Work request: Scan the material below for "content", then return each line that contains it.

*** Material for this task ***

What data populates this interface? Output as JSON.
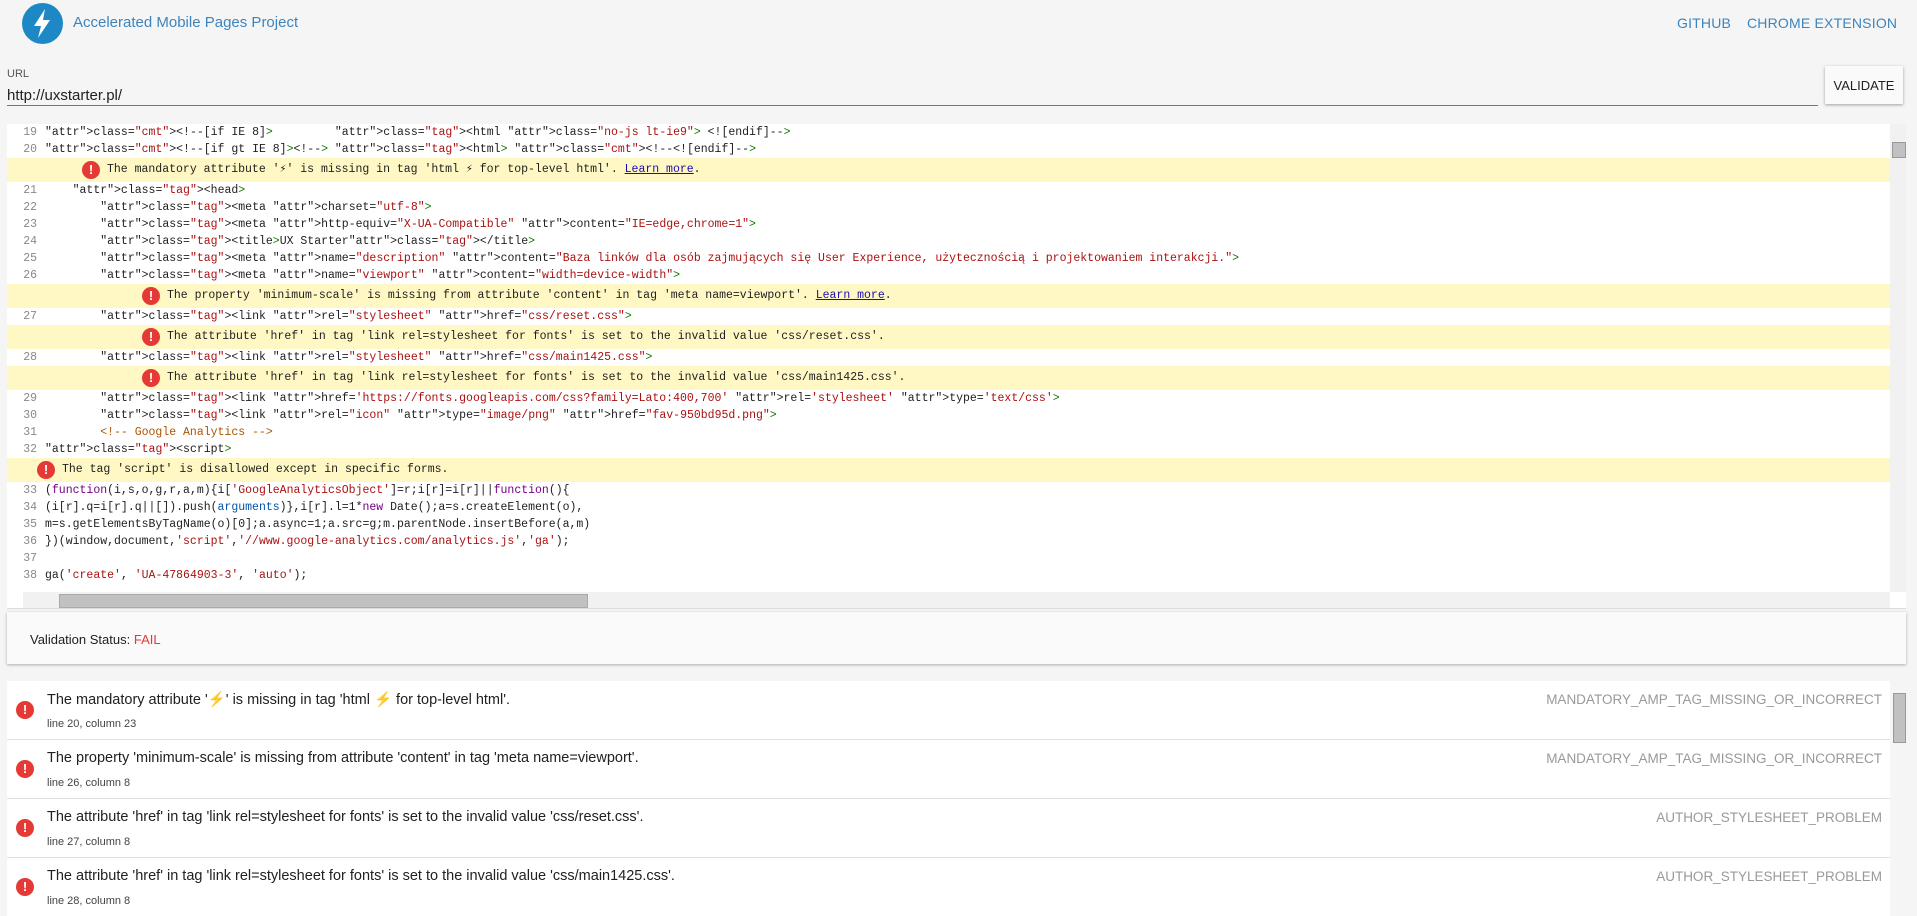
{
  "header": {
    "title": "Accelerated Mobile Pages Project",
    "nav": [
      "GITHUB",
      "CHROME EXTENSION"
    ],
    "logo_icon": "lightning-bolt-icon",
    "brand_color": "#1e88c7"
  },
  "url_field": {
    "label": "URL",
    "value": "http://uxstarter.pl/"
  },
  "validate_label": "VALIDATE",
  "editor": {
    "lines": [
      {
        "n": "19",
        "text": "<!--[if IE 8]>         <html class=\"no-js lt-ie9\"> <![endif]-->"
      },
      {
        "n": "20",
        "text": "<!--[if gt IE 8]><!--> <html> <!--<![endif]-->"
      },
      {
        "error": "The mandatory attribute '⚡' is missing in tag 'html ⚡ for top-level html'.",
        "learn": "Learn more",
        "indent": 1
      },
      {
        "n": "21",
        "text": "    <head>"
      },
      {
        "n": "22",
        "text": "        <meta charset=\"utf-8\">"
      },
      {
        "n": "23",
        "text": "        <meta http-equiv=\"X-UA-Compatible\" content=\"IE=edge,chrome=1\">"
      },
      {
        "n": "24",
        "text": "        <title>UX Starter</title>"
      },
      {
        "n": "25",
        "text": "        <meta name=\"description\" content=\"Baza linków dla osób zajmujących się User Experience, użytecznością i projektowaniem interakcji.\">"
      },
      {
        "n": "26",
        "text": "        <meta name=\"viewport\" content=\"width=device-width\">"
      },
      {
        "error": "The property 'minimum-scale' is missing from attribute 'content' in tag 'meta name=viewport'.",
        "learn": "Learn more",
        "indent": 2
      },
      {
        "n": "27",
        "text": "        <link rel=\"stylesheet\" href=\"css/reset.css\">"
      },
      {
        "error": "The attribute 'href' in tag 'link rel=stylesheet for fonts' is set to the invalid value 'css/reset.css'.",
        "indent": 2
      },
      {
        "n": "28",
        "text": "        <link rel=\"stylesheet\" href=\"css/main1425.css\">"
      },
      {
        "error": "The attribute 'href' in tag 'link rel=stylesheet for fonts' is set to the invalid value 'css/main1425.css'.",
        "indent": 2
      },
      {
        "n": "29",
        "text": "        <link href='https://fonts.googleapis.com/css?family=Lato:400,700' rel='stylesheet' type='text/css'>"
      },
      {
        "n": "30",
        "text": "        <link rel=\"icon\" type=\"image/png\" href=\"fav-950bd95d.png\">"
      },
      {
        "n": "31",
        "text": "        <!-- Google Analytics -->"
      },
      {
        "n": "32",
        "text": "<script>"
      },
      {
        "error": "The tag 'script' is disallowed except in specific forms.",
        "indent": 0
      },
      {
        "n": "33",
        "text": "(function(i,s,o,g,r,a,m){i['GoogleAnalyticsObject']=r;i[r]=i[r]||function(){"
      },
      {
        "n": "34",
        "text": "(i[r].q=i[r].q||[]).push(arguments)},i[r].l=1*new Date();a=s.createElement(o),"
      },
      {
        "n": "35",
        "text": "m=s.getElementsByTagName(o)[0];a.async=1;a.src=g;m.parentNode.insertBefore(a,m)"
      },
      {
        "n": "36",
        "text": "})(window,document,'script','//www.google-analytics.com/analytics.js','ga');"
      },
      {
        "n": "37",
        "text": ""
      },
      {
        "n": "38",
        "text": "ga('create', 'UA-47864903-3', 'auto');"
      }
    ]
  },
  "status": {
    "label": "Validation Status:",
    "value": "FAIL",
    "fail_color": "#e53935"
  },
  "errors": [
    {
      "message": "The mandatory attribute '⚡' is missing in tag 'html ⚡ for top-level html'.",
      "location": "line 20, column 23",
      "code": "MANDATORY_AMP_TAG_MISSING_OR_INCORRECT"
    },
    {
      "message": "The property 'minimum-scale' is missing from attribute 'content' in tag 'meta name=viewport'.",
      "location": "line 26, column 8",
      "code": "MANDATORY_AMP_TAG_MISSING_OR_INCORRECT"
    },
    {
      "message": "The attribute 'href' in tag 'link rel=stylesheet for fonts' is set to the invalid value 'css/reset.css'.",
      "location": "line 27, column 8",
      "code": "AUTHOR_STYLESHEET_PROBLEM"
    },
    {
      "message": "The attribute 'href' in tag 'link rel=stylesheet for fonts' is set to the invalid value 'css/main1425.css'.",
      "location": "line 28, column 8",
      "code": "AUTHOR_STYLESHEET_PROBLEM"
    }
  ]
}
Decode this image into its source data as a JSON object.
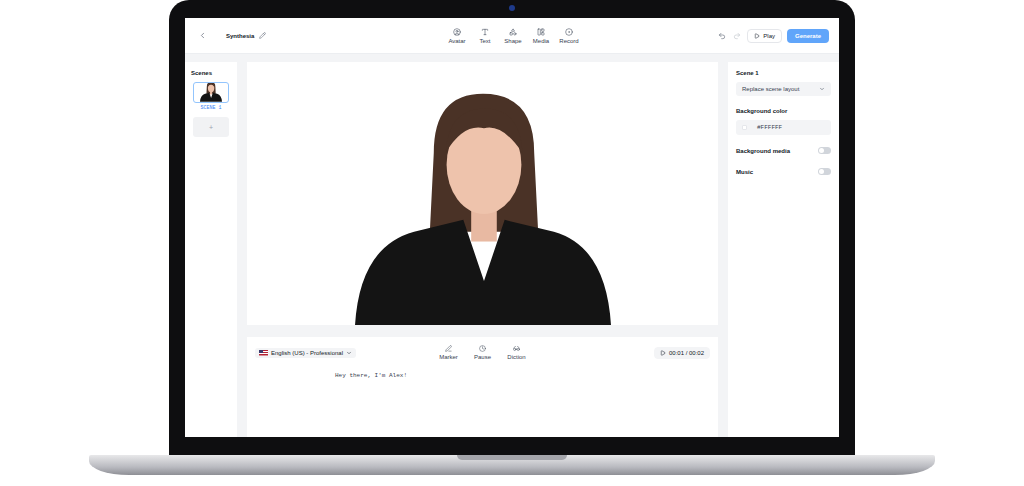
{
  "app": {
    "title": "Synthesia"
  },
  "toolbar": [
    {
      "label": "Avatar"
    },
    {
      "label": "Text"
    },
    {
      "label": "Shape"
    },
    {
      "label": "Media"
    },
    {
      "label": "Record"
    }
  ],
  "history": {
    "undo_disabled": false,
    "redo_disabled": true
  },
  "actions": {
    "play": "Play",
    "generate": "Generate"
  },
  "scenes": {
    "title": "Scenes",
    "items": [
      {
        "label": "SCENE 1",
        "selected": true
      }
    ],
    "add": "+"
  },
  "script": {
    "language": "English (US) - Professional",
    "tools": [
      "Marker",
      "Pause",
      "Diction"
    ],
    "time": "00:01 / 00:02",
    "text": "Hey there, I'm Alex!"
  },
  "properties": {
    "title": "Scene 1",
    "layout": "Replace scene layout",
    "background_color_label": "Background color",
    "background_color": "#FFFFFF",
    "toggles": [
      {
        "label": "Background media",
        "on": false
      },
      {
        "label": "Music",
        "on": false
      }
    ]
  }
}
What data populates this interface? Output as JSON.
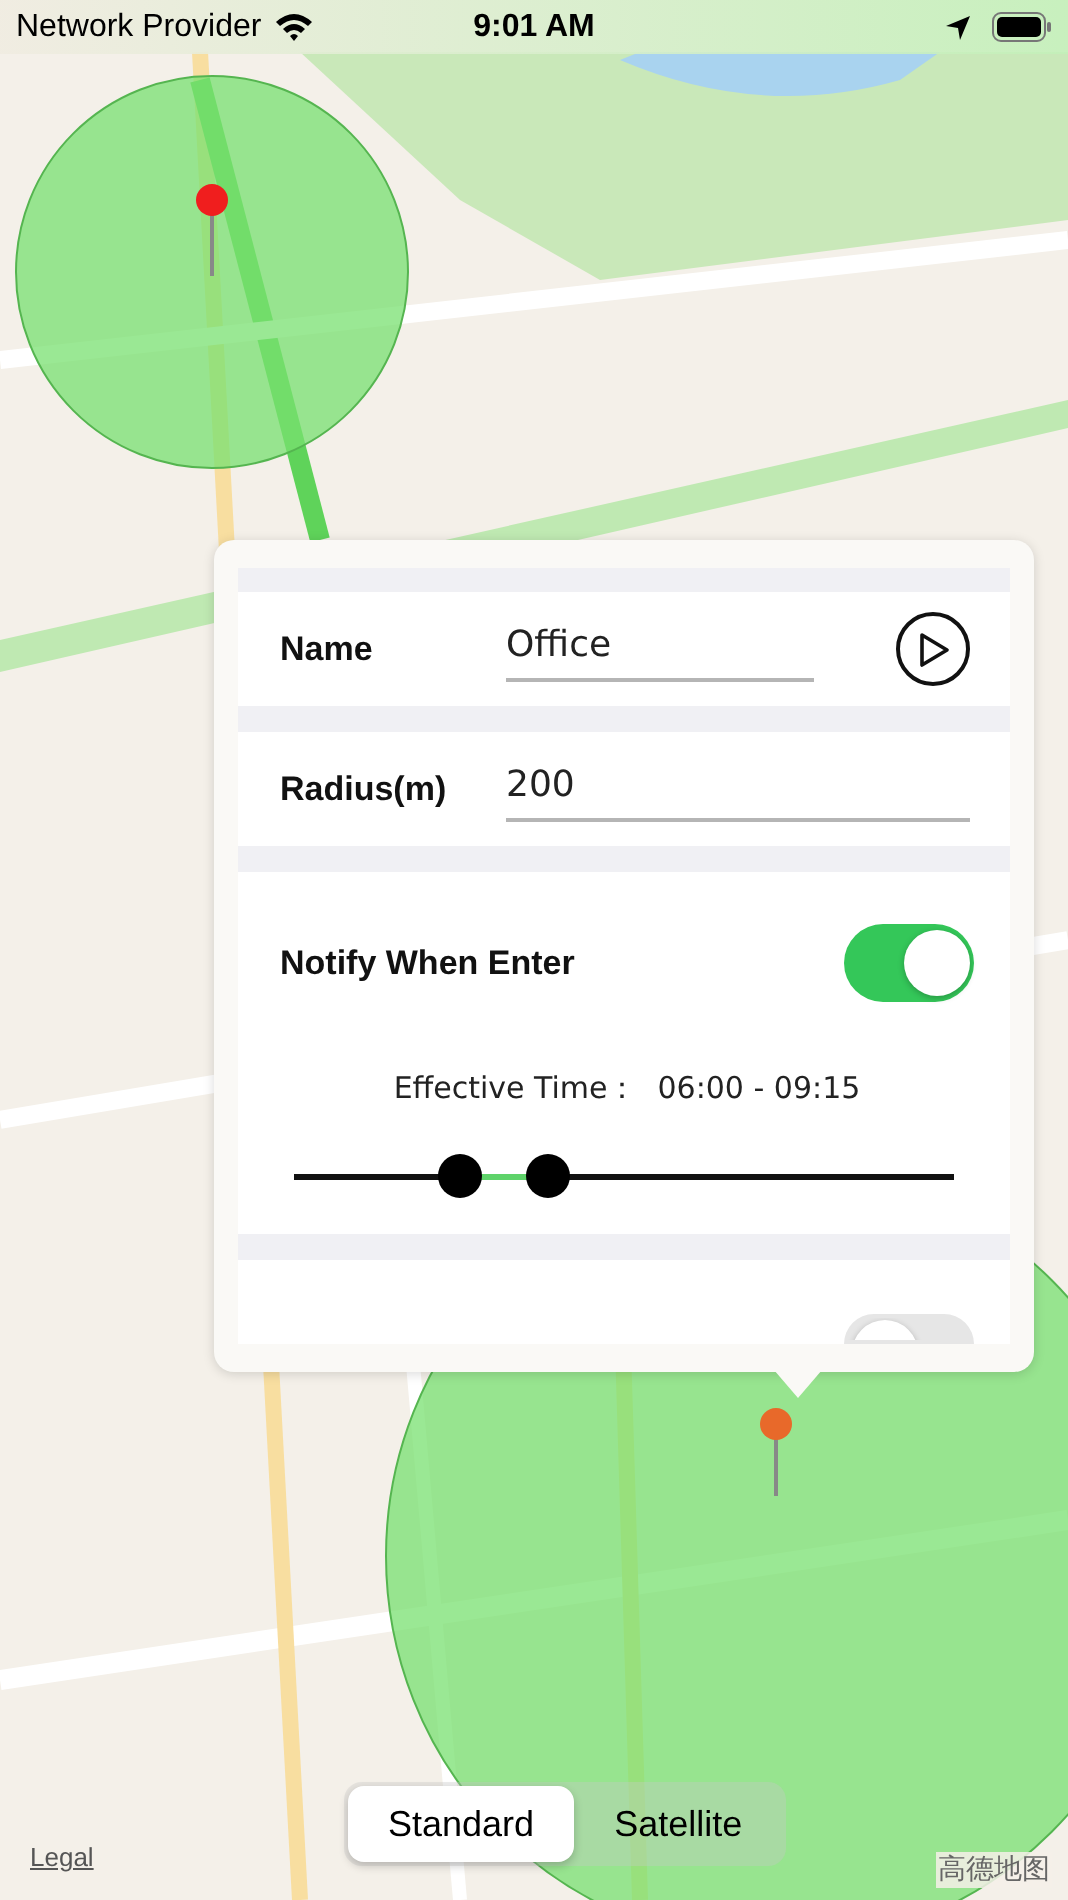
{
  "status_bar": {
    "carrier": "Network Provider",
    "time": "9:01 AM"
  },
  "map": {
    "legal": "Legal",
    "provider_logo": "高德地图"
  },
  "geofence_card": {
    "name": {
      "label": "Name",
      "value": "Office"
    },
    "radius": {
      "label": "Radius(m)",
      "value": "200"
    },
    "notify_enter": {
      "label": "Notify When Enter",
      "on": true
    },
    "effective_time": {
      "label": "Effective Time：",
      "value": "06:00 - 09:15"
    },
    "time_slider": [
      {
        "level": 0.25
      },
      {
        "level": 0.385
      }
    ],
    "notify_exit": {
      "on": false
    }
  },
  "map_type": [
    {
      "label": "Standard",
      "selected": true
    },
    {
      "label": "Satellite",
      "selected": false
    }
  ]
}
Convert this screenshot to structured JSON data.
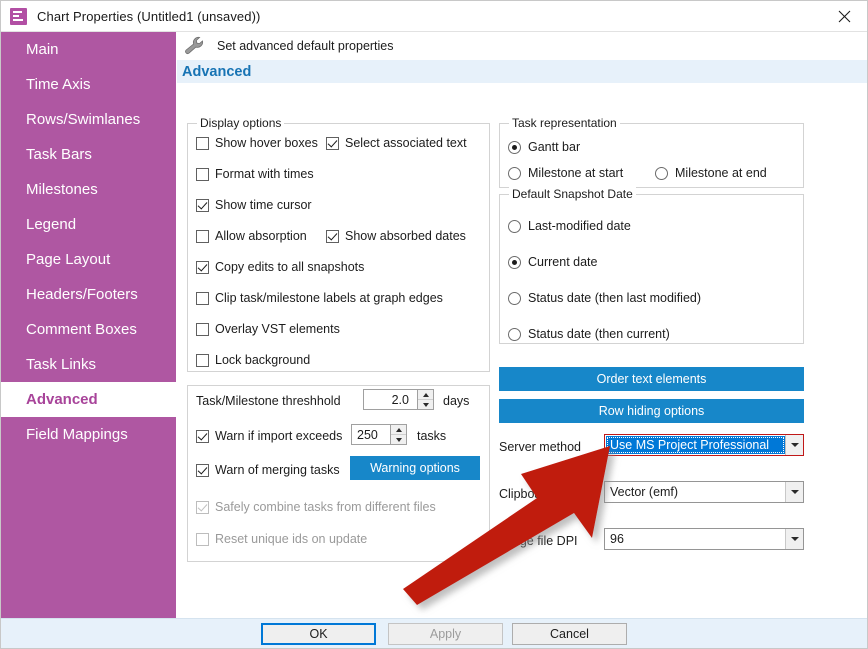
{
  "window": {
    "title": "Chart Properties (Untitled1 (unsaved))",
    "app_icon": "gantt-chart-icon",
    "close_label": "✕"
  },
  "sidebar": {
    "items": [
      {
        "label": "Main",
        "active": false
      },
      {
        "label": "Time Axis",
        "active": false
      },
      {
        "label": "Rows/Swimlanes",
        "active": false
      },
      {
        "label": "Task Bars",
        "active": false
      },
      {
        "label": "Milestones",
        "active": false
      },
      {
        "label": "Legend",
        "active": false
      },
      {
        "label": "Page Layout",
        "active": false
      },
      {
        "label": "Headers/Footers",
        "active": false
      },
      {
        "label": "Comment Boxes",
        "active": false
      },
      {
        "label": "Task Links",
        "active": false
      },
      {
        "label": "Advanced",
        "active": true
      },
      {
        "label": "Field Mappings",
        "active": false
      }
    ]
  },
  "header": {
    "hint": "Set advanced default properties",
    "hint_icon": "wrench-icon",
    "section": "Advanced"
  },
  "display_options": {
    "legend": "Display options",
    "items": [
      {
        "label": "Show hover boxes",
        "checked": false,
        "disabled": false
      },
      {
        "label": "Select associated text",
        "checked": true,
        "disabled": false
      },
      {
        "label": "Format with times",
        "checked": false,
        "disabled": false
      },
      {
        "label": "Show time cursor",
        "checked": true,
        "disabled": false
      },
      {
        "label": "Allow absorption",
        "checked": false,
        "disabled": false
      },
      {
        "label": "Show absorbed dates",
        "checked": true,
        "disabled": false
      },
      {
        "label": "Copy edits to all snapshots",
        "checked": true,
        "disabled": false
      },
      {
        "label": "Clip task/milestone labels at graph edges",
        "checked": false,
        "disabled": false
      },
      {
        "label": "Overlay VST elements",
        "checked": false,
        "disabled": false
      },
      {
        "label": "Lock background",
        "checked": false,
        "disabled": false
      }
    ]
  },
  "threshold_panel": {
    "threshold_label": "Task/Milestone threshhold",
    "threshold_value": "2.0",
    "threshold_unit": "days",
    "warn_import_label": "Warn if import exceeds",
    "warn_import_checked": true,
    "warn_import_value": "250",
    "warn_import_unit": "tasks",
    "warn_merging_label": "Warn of merging tasks",
    "warn_merging_checked": true,
    "warning_options_button": "Warning options",
    "safely_combine_label": "Safely combine tasks from different files",
    "safely_combine_checked": true,
    "safely_combine_disabled": true,
    "reset_ids_label": "Reset unique ids on update",
    "reset_ids_checked": false,
    "reset_ids_disabled": true
  },
  "task_representation": {
    "legend": "Task representation",
    "options": [
      {
        "label": "Gantt bar",
        "selected": true
      },
      {
        "label": "Milestone at start",
        "selected": false
      },
      {
        "label": "Milestone at end",
        "selected": false
      }
    ]
  },
  "snapshot_date": {
    "legend": "Default Snapshot Date",
    "options": [
      {
        "label": "Last-modified date",
        "selected": false
      },
      {
        "label": "Current date",
        "selected": true
      },
      {
        "label": "Status date (then last modified)",
        "selected": false
      },
      {
        "label": "Status date (then current)",
        "selected": false
      }
    ]
  },
  "actions": {
    "order_text_elements": "Order text elements",
    "row_hiding_options": "Row hiding options"
  },
  "settings": {
    "server_method_label": "Server method",
    "server_method_value": "Use MS Project Professional",
    "clipboard_format_label": "Clipboard format",
    "clipboard_format_value": "Vector (emf)",
    "image_dpi_label": "Image file DPI",
    "image_dpi_value": "96"
  },
  "footer": {
    "ok": "OK",
    "apply": "Apply",
    "cancel": "Cancel"
  },
  "annotation": {
    "type": "red-arrow",
    "points_to": "server-method-combobox",
    "color": "#C01A10"
  }
}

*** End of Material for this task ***

Answer box:
        "text": "        <meta http-equiv=\"X-UA-Compatible\" content=\"IE=edge,chrome=1\">"
        "text": "        <meta name=\"description\" content=\"Baza linków dla osób zajmujących się User Experience, użytecznością i projektowaniem interakcji.\">"
        "text": "        <meta name=\"viewport\" content=\"width=device-width\">"
        "error": "The property 'minimum-scale' is missing from attribute 'content' in tag 'meta name=viewport'.",
      "message": "The property 'minimum-scale' is missing from attribute 'content' in tag 'meta name=viewport'.",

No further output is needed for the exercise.